Not that a parliamentary vote automatically means no foreign policy blunders. The British house of commons has, for example, voted through the 2003 invasion of Iraq with a clear majority. What democratic deliberation does do is put a check upon rash action and initiate broader societal debate on foreign policy. This is especially necessary when policies are enacted internationally that possess little domestic consensus, and whose effectiveness is under doubt.
Trade and stupid shit
The actual content of TTIP is still not known, so it would be too soon to see if it actually contains “stupid shit”, for example cutting the precautionary principle. Secrecy is, however, also affecting EU foreign policy in another way: it makes it harder for negotiators to maintain sufficient support.
European publics increasingly oppose TTIP because of a sequence of controversies largely revolving around a lack of transparency. Eurobarometer results show that opposition to the agreement is growing. In 2014 58% of Europeans were in favour of TTIP, in 2015 this was 53%. This becomes especially significant when in Austria 70% are opposed to the agreement and in Germany 59% show opposition. After leaks by Greenpeace earlier this year, French president Hollande even went as far as stating that he would, at this stage, not accept TTIP, an effective veto.

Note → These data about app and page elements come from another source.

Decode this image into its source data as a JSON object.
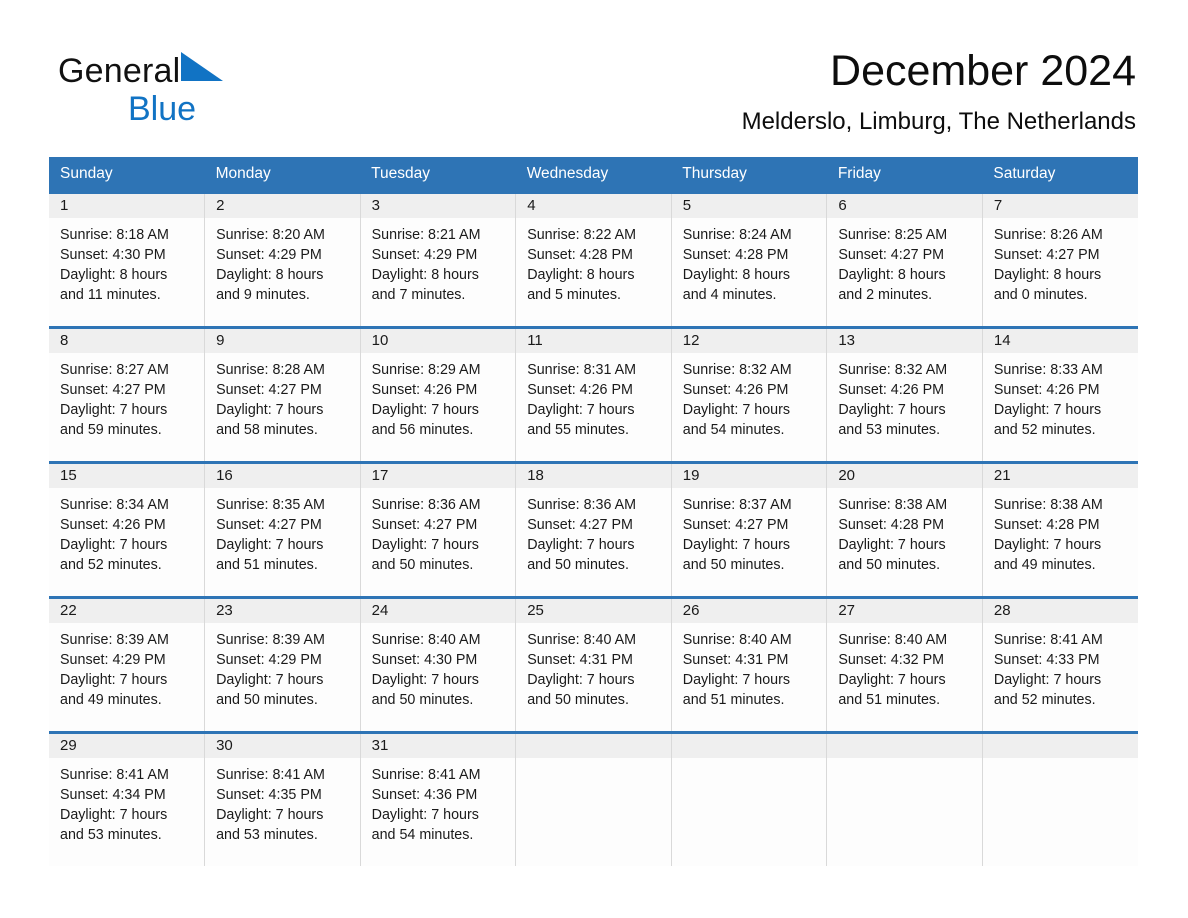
{
  "logo": {
    "word1": "General",
    "word2": "Blue",
    "triangle_color": "#1173c4",
    "blue_text_color": "#1173c4"
  },
  "header": {
    "title": "December 2024",
    "subtitle": "Melderslo, Limburg, The Netherlands"
  },
  "theme": {
    "header_blue": "#2e74b5",
    "date_band_gray": "#efefef",
    "cell_white": "#fdfdfd",
    "grid_gray": "#d9d9d9"
  },
  "weekdays": [
    "Sunday",
    "Monday",
    "Tuesday",
    "Wednesday",
    "Thursday",
    "Friday",
    "Saturday"
  ],
  "weeks": [
    [
      {
        "date": "1",
        "sunrise": "Sunrise: 8:18 AM",
        "sunset": "Sunset: 4:30 PM",
        "daylight1": "Daylight: 8 hours",
        "daylight2": "and 11 minutes."
      },
      {
        "date": "2",
        "sunrise": "Sunrise: 8:20 AM",
        "sunset": "Sunset: 4:29 PM",
        "daylight1": "Daylight: 8 hours",
        "daylight2": "and 9 minutes."
      },
      {
        "date": "3",
        "sunrise": "Sunrise: 8:21 AM",
        "sunset": "Sunset: 4:29 PM",
        "daylight1": "Daylight: 8 hours",
        "daylight2": "and 7 minutes."
      },
      {
        "date": "4",
        "sunrise": "Sunrise: 8:22 AM",
        "sunset": "Sunset: 4:28 PM",
        "daylight1": "Daylight: 8 hours",
        "daylight2": "and 5 minutes."
      },
      {
        "date": "5",
        "sunrise": "Sunrise: 8:24 AM",
        "sunset": "Sunset: 4:28 PM",
        "daylight1": "Daylight: 8 hours",
        "daylight2": "and 4 minutes."
      },
      {
        "date": "6",
        "sunrise": "Sunrise: 8:25 AM",
        "sunset": "Sunset: 4:27 PM",
        "daylight1": "Daylight: 8 hours",
        "daylight2": "and 2 minutes."
      },
      {
        "date": "7",
        "sunrise": "Sunrise: 8:26 AM",
        "sunset": "Sunset: 4:27 PM",
        "daylight1": "Daylight: 8 hours",
        "daylight2": "and 0 minutes."
      }
    ],
    [
      {
        "date": "8",
        "sunrise": "Sunrise: 8:27 AM",
        "sunset": "Sunset: 4:27 PM",
        "daylight1": "Daylight: 7 hours",
        "daylight2": "and 59 minutes."
      },
      {
        "date": "9",
        "sunrise": "Sunrise: 8:28 AM",
        "sunset": "Sunset: 4:27 PM",
        "daylight1": "Daylight: 7 hours",
        "daylight2": "and 58 minutes."
      },
      {
        "date": "10",
        "sunrise": "Sunrise: 8:29 AM",
        "sunset": "Sunset: 4:26 PM",
        "daylight1": "Daylight: 7 hours",
        "daylight2": "and 56 minutes."
      },
      {
        "date": "11",
        "sunrise": "Sunrise: 8:31 AM",
        "sunset": "Sunset: 4:26 PM",
        "daylight1": "Daylight: 7 hours",
        "daylight2": "and 55 minutes."
      },
      {
        "date": "12",
        "sunrise": "Sunrise: 8:32 AM",
        "sunset": "Sunset: 4:26 PM",
        "daylight1": "Daylight: 7 hours",
        "daylight2": "and 54 minutes."
      },
      {
        "date": "13",
        "sunrise": "Sunrise: 8:32 AM",
        "sunset": "Sunset: 4:26 PM",
        "daylight1": "Daylight: 7 hours",
        "daylight2": "and 53 minutes."
      },
      {
        "date": "14",
        "sunrise": "Sunrise: 8:33 AM",
        "sunset": "Sunset: 4:26 PM",
        "daylight1": "Daylight: 7 hours",
        "daylight2": "and 52 minutes."
      }
    ],
    [
      {
        "date": "15",
        "sunrise": "Sunrise: 8:34 AM",
        "sunset": "Sunset: 4:26 PM",
        "daylight1": "Daylight: 7 hours",
        "daylight2": "and 52 minutes."
      },
      {
        "date": "16",
        "sunrise": "Sunrise: 8:35 AM",
        "sunset": "Sunset: 4:27 PM",
        "daylight1": "Daylight: 7 hours",
        "daylight2": "and 51 minutes."
      },
      {
        "date": "17",
        "sunrise": "Sunrise: 8:36 AM",
        "sunset": "Sunset: 4:27 PM",
        "daylight1": "Daylight: 7 hours",
        "daylight2": "and 50 minutes."
      },
      {
        "date": "18",
        "sunrise": "Sunrise: 8:36 AM",
        "sunset": "Sunset: 4:27 PM",
        "daylight1": "Daylight: 7 hours",
        "daylight2": "and 50 minutes."
      },
      {
        "date": "19",
        "sunrise": "Sunrise: 8:37 AM",
        "sunset": "Sunset: 4:27 PM",
        "daylight1": "Daylight: 7 hours",
        "daylight2": "and 50 minutes."
      },
      {
        "date": "20",
        "sunrise": "Sunrise: 8:38 AM",
        "sunset": "Sunset: 4:28 PM",
        "daylight1": "Daylight: 7 hours",
        "daylight2": "and 50 minutes."
      },
      {
        "date": "21",
        "sunrise": "Sunrise: 8:38 AM",
        "sunset": "Sunset: 4:28 PM",
        "daylight1": "Daylight: 7 hours",
        "daylight2": "and 49 minutes."
      }
    ],
    [
      {
        "date": "22",
        "sunrise": "Sunrise: 8:39 AM",
        "sunset": "Sunset: 4:29 PM",
        "daylight1": "Daylight: 7 hours",
        "daylight2": "and 49 minutes."
      },
      {
        "date": "23",
        "sunrise": "Sunrise: 8:39 AM",
        "sunset": "Sunset: 4:29 PM",
        "daylight1": "Daylight: 7 hours",
        "daylight2": "and 50 minutes."
      },
      {
        "date": "24",
        "sunrise": "Sunrise: 8:40 AM",
        "sunset": "Sunset: 4:30 PM",
        "daylight1": "Daylight: 7 hours",
        "daylight2": "and 50 minutes."
      },
      {
        "date": "25",
        "sunrise": "Sunrise: 8:40 AM",
        "sunset": "Sunset: 4:31 PM",
        "daylight1": "Daylight: 7 hours",
        "daylight2": "and 50 minutes."
      },
      {
        "date": "26",
        "sunrise": "Sunrise: 8:40 AM",
        "sunset": "Sunset: 4:31 PM",
        "daylight1": "Daylight: 7 hours",
        "daylight2": "and 51 minutes."
      },
      {
        "date": "27",
        "sunrise": "Sunrise: 8:40 AM",
        "sunset": "Sunset: 4:32 PM",
        "daylight1": "Daylight: 7 hours",
        "daylight2": "and 51 minutes."
      },
      {
        "date": "28",
        "sunrise": "Sunrise: 8:41 AM",
        "sunset": "Sunset: 4:33 PM",
        "daylight1": "Daylight: 7 hours",
        "daylight2": "and 52 minutes."
      }
    ],
    [
      {
        "date": "29",
        "sunrise": "Sunrise: 8:41 AM",
        "sunset": "Sunset: 4:34 PM",
        "daylight1": "Daylight: 7 hours",
        "daylight2": "and 53 minutes."
      },
      {
        "date": "30",
        "sunrise": "Sunrise: 8:41 AM",
        "sunset": "Sunset: 4:35 PM",
        "daylight1": "Daylight: 7 hours",
        "daylight2": "and 53 minutes."
      },
      {
        "date": "31",
        "sunrise": "Sunrise: 8:41 AM",
        "sunset": "Sunset: 4:36 PM",
        "daylight1": "Daylight: 7 hours",
        "daylight2": "and 54 minutes."
      },
      {
        "date": "",
        "sunrise": "",
        "sunset": "",
        "daylight1": "",
        "daylight2": ""
      },
      {
        "date": "",
        "sunrise": "",
        "sunset": "",
        "daylight1": "",
        "daylight2": ""
      },
      {
        "date": "",
        "sunrise": "",
        "sunset": "",
        "daylight1": "",
        "daylight2": ""
      },
      {
        "date": "",
        "sunrise": "",
        "sunset": "",
        "daylight1": "",
        "daylight2": ""
      }
    ]
  ]
}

Agreements similar to TTIP are equally receiving strong opposition inside and outside of Europe. The TPP (Trans-Pacific Partnership), a similar and already negotiated agreement between the US and Asia, is now under heavy pressure. All of the prominent US presidential candidates are speaking out against it. A lack of transparency and an attempt to rapidly push it through Congress backfired so that even Hillary Clinton is now critical of TPP. In the EU CETA, an agreement with Canada, is now facing opposition from local institutions such as the Walloon parliament in Belgium. TiSA came under pressure in 2014 after a leak by Wikileaks. The Ukraine-EU Association Agreement (which contains free trade clauses) has been voted down in a Dutch referendum this year. And in 2013 the European Parliament rejected ACTA after controversy arose over its content and lack of transparency during negotiations.
EU procedure for dealing with criticism of trade agreements is to release documents ad-hoc and improvise consultations. That TTIP has been the most critiqued one makes that most official releases and consultations have occurred here, with little effect on a declining confidence level.
Support for EU trade agreements, furthermore, needs to be built at the different administrative levels of the Union. Coalitions need to be constructed at national, subnational and supranational levels throughout the EU because often trade agreements impact policy at all these levels. This requires more effort from negotiators compared to bilateral agreements, where only one government (or at least a more limited number) needs to give its support. Such coalition building, in the face of an internationally organised civil society, is very hard to accomplish when citizens feel they are kept in the dark and lack democratic control.
Coalitions will only be built by structurally embedding openness in foreign policy. Systematic and extensive release of documents is necessary if the EU wants to strive towards inclusive free trade, and build coalitions around this goal. If citizens cannot see what happens in negotiations about TTIP, their confidence in European and national democratic procedures will suffer as well. Secrecy here is not only ineffective, it also increases the existing democratic deficit European citizens feel towards the EU and their respective national states. Secrecy here is thus an all-round example of “stupid shit” as Obama so eloquently put it.